Since an early age, clay has held a special place in my heart and served as an integral symbol of my personal narrative. In the 1970s my parents, Lynn and Geoff Seng were potters in Pinehurst, North Carolina. When I was three years old, they divorced and due to the circumstances, I only knew my father through using his pots in our house. When I entered high school I took the pottery and sculpture class offered and immediately felt connected to my parents’ past, especially my father’s. It was a very touching thing to be working with clay as he had done.

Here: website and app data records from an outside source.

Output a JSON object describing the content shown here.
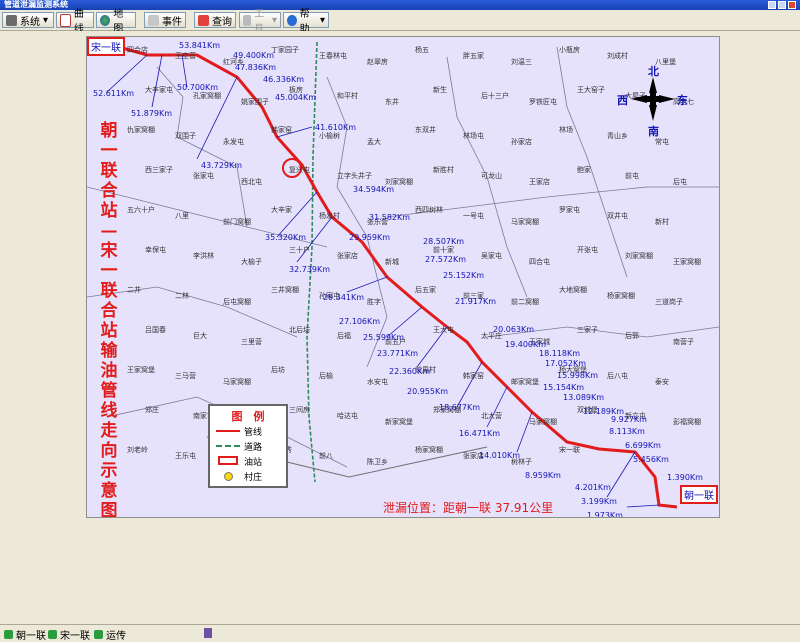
{
  "window": {
    "title": "管道泄漏监测系统"
  },
  "toolbar": {
    "system": "系统",
    "curve": "曲线",
    "map": "地图",
    "event": "事件",
    "query": "查询",
    "tools": "工具",
    "help": "帮助"
  },
  "map": {
    "vertical_title": "朝一联合站—宋一联合站输油管线走向示意图",
    "station_start": "宋一联",
    "station_end": "朝一联",
    "leak_text": "泄漏位置：距朝一联 37.91公里",
    "compass": {
      "north": "北",
      "south": "南",
      "east": "东",
      "west": "西"
    },
    "legend": {
      "title": "图　例",
      "items": [
        "管线",
        "道路",
        "油站",
        "村庄"
      ]
    },
    "distances": [
      "53.841Km",
      "52.611Km",
      "51.879Km",
      "50.700Km",
      "49.400Km",
      "47.836Km",
      "46.336Km",
      "45.004Km",
      "43.729Km",
      "41.610Km",
      "35.320Km",
      "34.594Km",
      "32.739Km",
      "31.582Km",
      "29.959Km",
      "29.341Km",
      "28.507Km",
      "27.572Km",
      "27.106Km",
      "25.599Km",
      "25.152Km",
      "23.771Km",
      "22.360Km",
      "21.917Km",
      "20.955Km",
      "20.063Km",
      "19.400Km",
      "18.677Km",
      "18.118Km",
      "17.052Km",
      "16.471Km",
      "15.998Km",
      "15.154Km",
      "14.010Km",
      "13.089Km",
      "12.189Km",
      "9.927Km",
      "8.959Km",
      "8.113Km",
      "6.699Km",
      "5.456Km",
      "4.201Km",
      "3.199Km",
      "1.973Km",
      "1.390Km"
    ],
    "places": [
      "四合店",
      "王空营",
      "红河乡",
      "丁家园子",
      "王春林屯",
      "赵翠房",
      "杨五",
      "胖五家",
      "刘温三",
      "小瓶房",
      "刘成村",
      "八里堡",
      "大辛家屯",
      "孔家窝棚",
      "姚家围子",
      "板房",
      "和平村",
      "东井",
      "新生",
      "后十三户",
      "罗铁匠屯",
      "王大窑子",
      "大屋子",
      "高老七",
      "仇家窝棚",
      "双围子",
      "永发屯",
      "韩家窑",
      "小榆树",
      "孟大",
      "东双井",
      "林场屯",
      "孙家店",
      "林场",
      "青山乡",
      "常屯",
      "西三家子",
      "张家屯",
      "西北屯",
      "复兴屯",
      "立字头井子",
      "刘家窝棚",
      "新胜村",
      "可龙山",
      "王家店",
      "鲍家",
      "前屯",
      "后屯",
      "五六十户",
      "八里",
      "前门窝棚",
      "大辛家",
      "杨发村",
      "张乐营",
      "西四树林",
      "一号屯",
      "马家窝棚",
      "罗家屯",
      "双井屯",
      "新村",
      "幸保屯",
      "李洪林",
      "大榆子",
      "三十户",
      "张家店",
      "新城",
      "前十家",
      "吴家屯",
      "四合屯",
      "开张屯",
      "刘家窝棚",
      "王家窝棚",
      "二井",
      "二林",
      "后屯窝棚",
      "三井窝棚",
      "孙家屯",
      "胜字",
      "后五家",
      "前三家",
      "前二窝棚",
      "大地窝棚",
      "杨家窝棚",
      "三道岗子",
      "吕国春",
      "巨大",
      "三里营",
      "北后坊",
      "后福",
      "前五户",
      "王大屯",
      "太平庄",
      "王家城",
      "三家子",
      "后郭",
      "南营子",
      "王家窝堡",
      "三马营",
      "马家窝棚",
      "后坊",
      "后榆",
      "水安屯",
      "前周村",
      "韩家窑",
      "邮家窝堡",
      "杨大窝堡",
      "后八屯",
      "泰安",
      "郑庄",
      "南家屯",
      "山门",
      "三间房",
      "哈达屯",
      "新家窝堡",
      "郑家窝棚",
      "北大营",
      "马家窝棚",
      "双城堡",
      "新立屯",
      "彭福窝棚",
      "刘老岭",
      "王乐屯",
      "李家村",
      "仁子秀",
      "前八",
      "陈卫乡",
      "杨家窝棚",
      "张家店",
      "树林子",
      "宋一联"
    ]
  },
  "statusbar": {
    "item1": "朝一联",
    "item2": "宋一联",
    "item3": "运传"
  },
  "colors": {
    "pipeline": "#e21b1b",
    "road": "#2e8b57",
    "map_bg": "#e6e2fc",
    "label_blue": "#1515b5"
  }
}
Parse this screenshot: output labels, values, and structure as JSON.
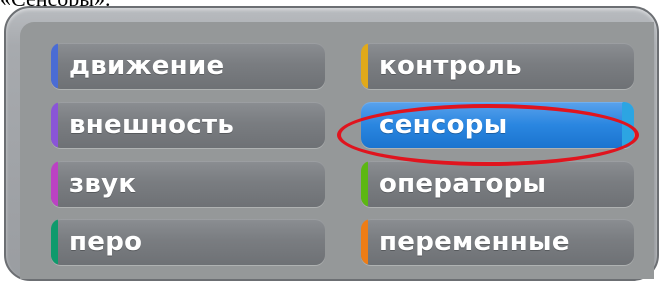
{
  "caption": "«Сенсоры».",
  "categories": [
    {
      "label": "движение",
      "color": "#4a6cd4",
      "selected": false
    },
    {
      "label": "контроль",
      "color": "#e1a91a",
      "selected": false
    },
    {
      "label": "внешность",
      "color": "#8a55d7",
      "selected": false
    },
    {
      "label": "сенсоры",
      "color": "#2ca5e2",
      "selected": true
    },
    {
      "label": "звук",
      "color": "#bb42c3",
      "selected": false
    },
    {
      "label": "операторы",
      "color": "#5cb712",
      "selected": false
    },
    {
      "label": "перо",
      "color": "#0e9a6c",
      "selected": false
    },
    {
      "label": "переменные",
      "color": "#ee7d16",
      "selected": false
    }
  ],
  "highlight_color": "#e0141e"
}
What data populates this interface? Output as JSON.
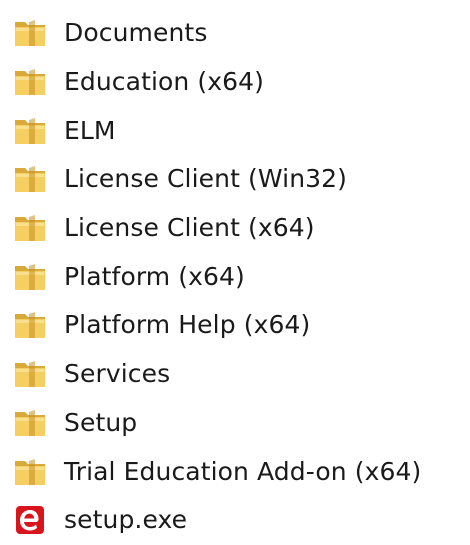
{
  "colors": {
    "folder_back": "#d9a93a",
    "folder_front": "#f6cf62",
    "folder_highlight": "#fbe39a",
    "exe_red": "#d8141c"
  },
  "items": [
    {
      "label": "Documents",
      "icon": "folder-icon"
    },
    {
      "label": "Education (x64)",
      "icon": "folder-icon"
    },
    {
      "label": "ELM",
      "icon": "folder-icon"
    },
    {
      "label": "License Client (Win32)",
      "icon": "folder-icon"
    },
    {
      "label": "License Client (x64)",
      "icon": "folder-icon"
    },
    {
      "label": "Platform (x64)",
      "icon": "folder-icon"
    },
    {
      "label": "Platform Help (x64)",
      "icon": "folder-icon"
    },
    {
      "label": "Services",
      "icon": "folder-icon"
    },
    {
      "label": "Setup",
      "icon": "folder-icon"
    },
    {
      "label": "Trial Education Add-on (x64)",
      "icon": "folder-icon"
    },
    {
      "label": "setup.exe",
      "icon": "exe-icon"
    }
  ]
}
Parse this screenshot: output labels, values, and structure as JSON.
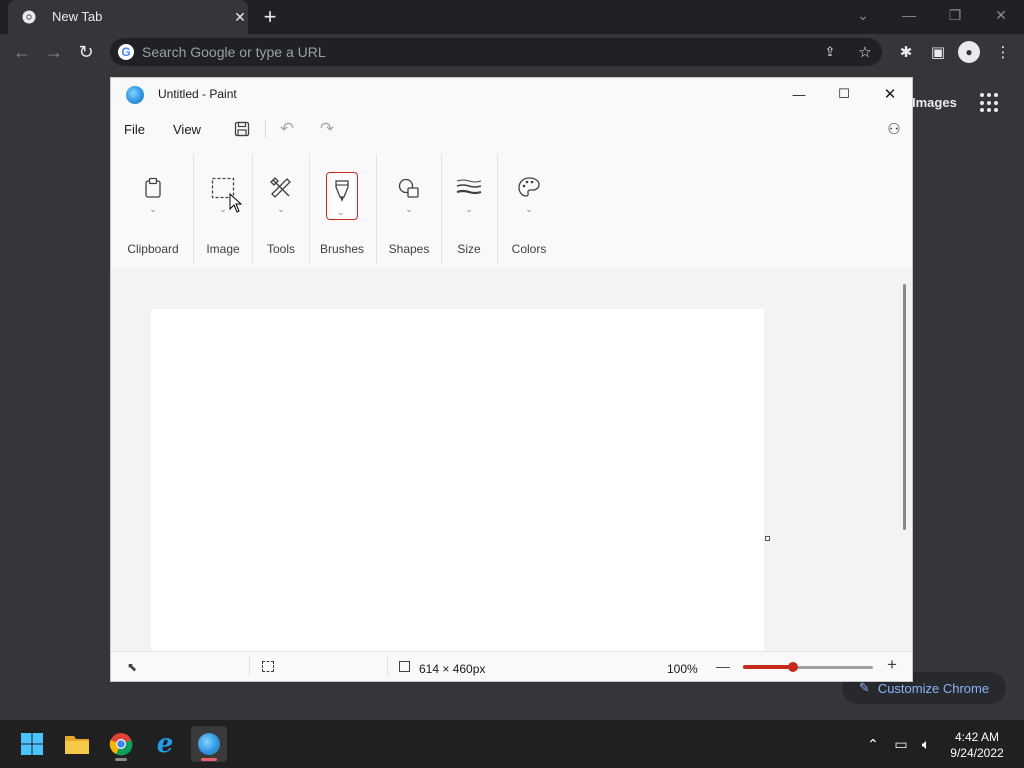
{
  "browser": {
    "tab_title": "New Tab",
    "tab_close": "✕",
    "new_tab": "+",
    "omnibox_placeholder": "Search Google or type a URL",
    "images_link": "Images",
    "customize_label": "Customize Chrome"
  },
  "paint": {
    "title": "Untitled - Paint",
    "menu": {
      "file": "File",
      "view": "View"
    },
    "groups": {
      "clipboard": "Clipboard",
      "image": "Image",
      "tools": "Tools",
      "brushes": "Brushes",
      "shapes": "Shapes",
      "size": "Size",
      "colors": "Colors"
    },
    "status": {
      "dimensions": "614 × 460px",
      "zoom": "100%",
      "zoom_level_percent": 100
    }
  },
  "taskbar": {
    "time": "4:42 AM",
    "date": "9/24/2022"
  },
  "colors": {
    "accent": "#c42b1c",
    "chrome_dark": "#202124",
    "link_blue": "#8ab4f8"
  }
}
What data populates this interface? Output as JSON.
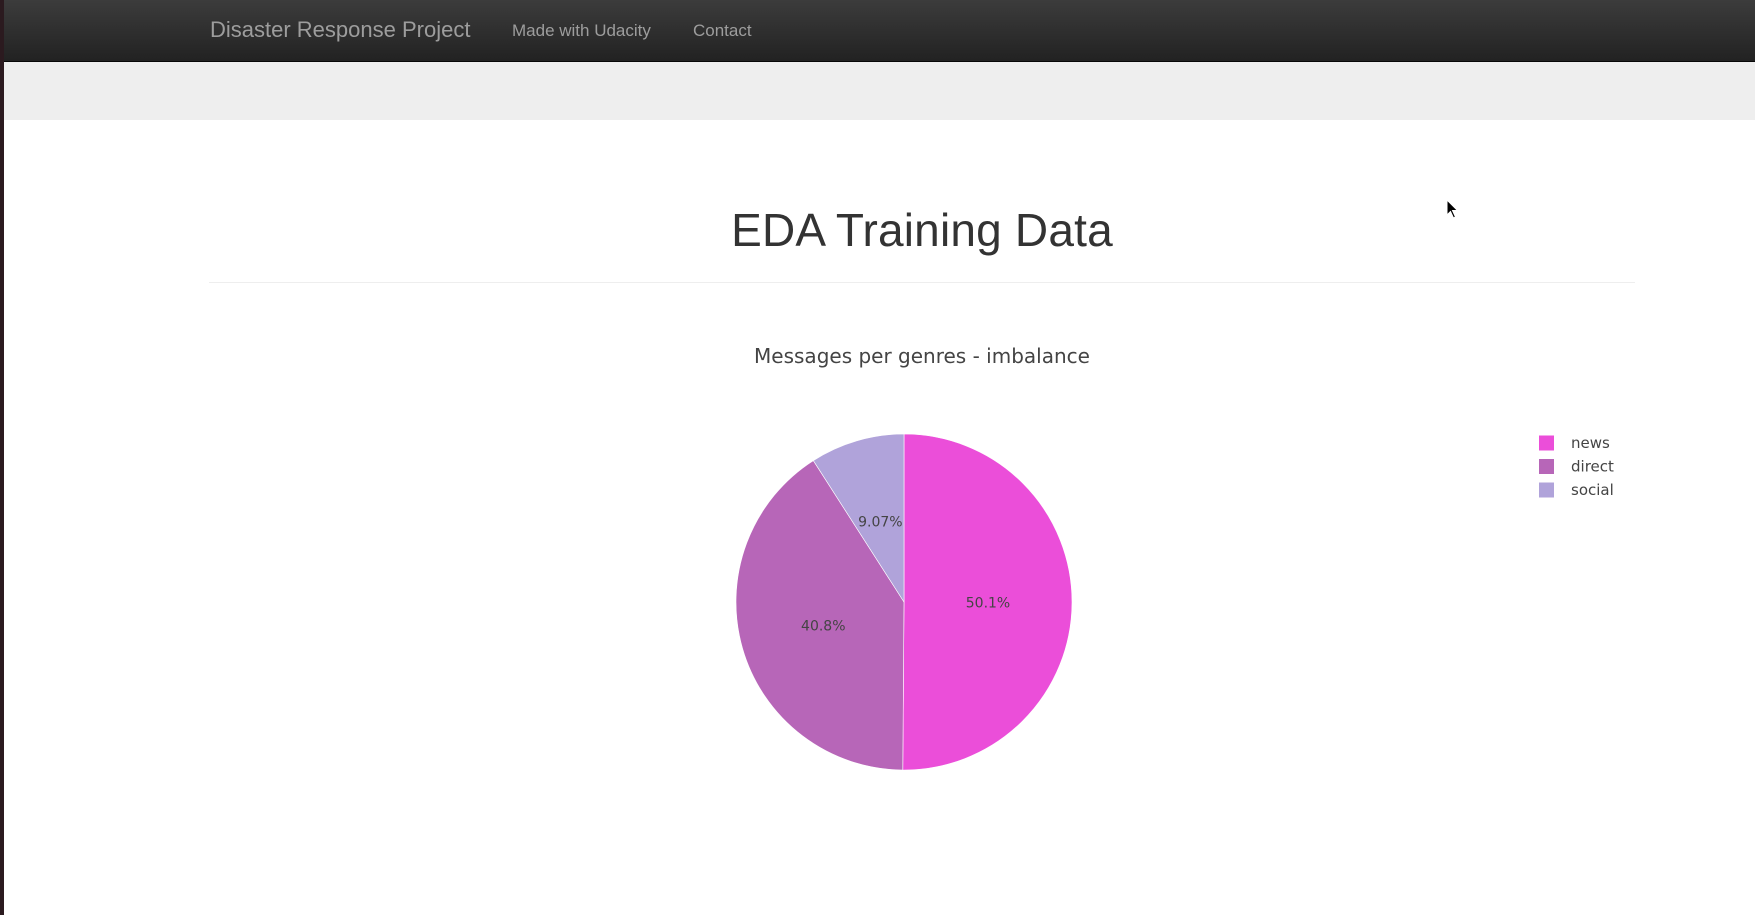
{
  "navbar": {
    "brand": "Disaster Response Project",
    "links": [
      {
        "label": "Made with Udacity"
      },
      {
        "label": "Contact"
      }
    ]
  },
  "page": {
    "title": "EDA Training Data"
  },
  "chart_data": {
    "type": "pie",
    "title": "Messages per genres - imbalance",
    "categories": [
      "news",
      "direct",
      "social"
    ],
    "values": [
      50.1,
      40.8,
      9.07
    ],
    "labels": [
      "50.1%",
      "40.8%",
      "9.07%"
    ],
    "colors": [
      "#eb4ed9",
      "#b766b8",
      "#b0a3da"
    ],
    "legend_position": "top-right"
  }
}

Growing up in North Carolina only reinforced the inherent value placed in ceramics and the craft world as a whole. My mother ran a gallery and worked as a jeweler in Asheville, North Carolina. When I was young, my mom would take me to the Southern Highland Craft Guild shows where I would buy handmade doll clothes, toys, and even pottery. I remember how proud I was of those well-made objects. Looking back, my North Carolina roots played a crucial role in my love for craft and enabled me to see the rich effect it can have on individuals and society.
As my passion for ceramics grew in college, I declared a BFA in Studio Art instead of Art Education, which I had initially leaned toward. I attended several colleges in North Carolina before finding the right fit under the instruction of Megan Wolfe at University of North Carolina Asheville, a small liberal arts school in my hometown. It was a great time to experiment with different types of firing processes and develop an idea of which temperature and method I wanted to focus on. My art instructors helped reinforce and strengthen my direction in clay. I was exposed to a wealth of visiting artists and an opportunity for dialog. Also, I was lucky to have some very motivated peers who taught me that a strong work ethic is essential to making the pieces that you desire.
After my sophomore year I took a year off to work for potter David Voorhees of Flat Rock, North Carolina. For me this experience was essential. It gave me motivation and skills that I wouldn’t necessarily get from a school setting. I remember that one of the first days I started working he had me trim a shelf of his porcelain vases. My thoughts were, “I can’t believe he trusts me, I have never really trimmed before!” Over the year that I assisted in his studio I learned how a production studio runs from the making, glazing, firing, and selling of work. Much of what I absorbed is what I now practice in my own studio today.
I continued to work for artists throughout school and even afterward, gaining a different perspective from each. They all were so gracious with their time and energy. Many of them sold retail, wholesale, or a mixture of both. I have modeled my business to be one that is reliant on both retail and wholesale, finding that it is a good balance. They seem to work together to help promote one another. I do best when I can meet my customer face to face and tell them about my work. Connecting to my audience in a direct way fulfills something genuine inside of me.
Over the past eight years I have attended multiple wholesale trade shows and found that I have little control over which galleries purchase my work. I have developed good relationships with some key craft galleries that keep reordering (thankfully) while there are some that have only ordered once. The fit has to be just right. To keep things fresh, some years I lean heavy on retail when my wholesale line needs a rest.
A typical workday begins with throwing, trimming, or glazing. Making work for an upcoming show, filling existing orders, or shipping usually fill my day. Currently, I have a studio intern (Leah Combs) who helps with tasks such as making glaze, wedging, watching kids, gardening, and setting up at shows, to list a few. At lunch I usually make time to return emails, etc. These days, with two little kids, my workdays are three full days a week while they are in daycare. When I need to, I work in the early hours of the morning or at night. I prefer to work late at night, but I always pay for it the next day. On the days I have the kids I try to attend a YMCA yoga class or walk to keep my back from acting up. It is nice to have these days that are more active and social to counter the quiet, non-social studio days.
I chose to have my studio at home, which has been a good decision for our family. I got a lot of practice setting up a studio in three different states while my husband, Hunter Stamps, was pursuing his MFA in ceramics and beginning his teaching career. Although challenging, I feel fortunate to have had each experience so that I was prepared when we moved to Kentucky to start right back up. Right away I connected to our Arts Council, joined the local potters’ club, applied to all the craft guilds in our region and located the major shows within a five-hour driving distance.
I think it is so important to work under someone in the field. This will allow you more time to learn the mechanics and daily routine of a potter firsthand. Branch out and work in many studio situations to pick up different ways of working. Find the structure that works for you. Give yourself time and space to develop whether that is in an academic setting, residency, or private studio. Place yourself around supportive peers and work hard toward your goals. Connect with other artists and arts organizations and remember that they are there to help you. Take advantage of all the free resources within your grasp. Make sure you stop and have a little fun along the way!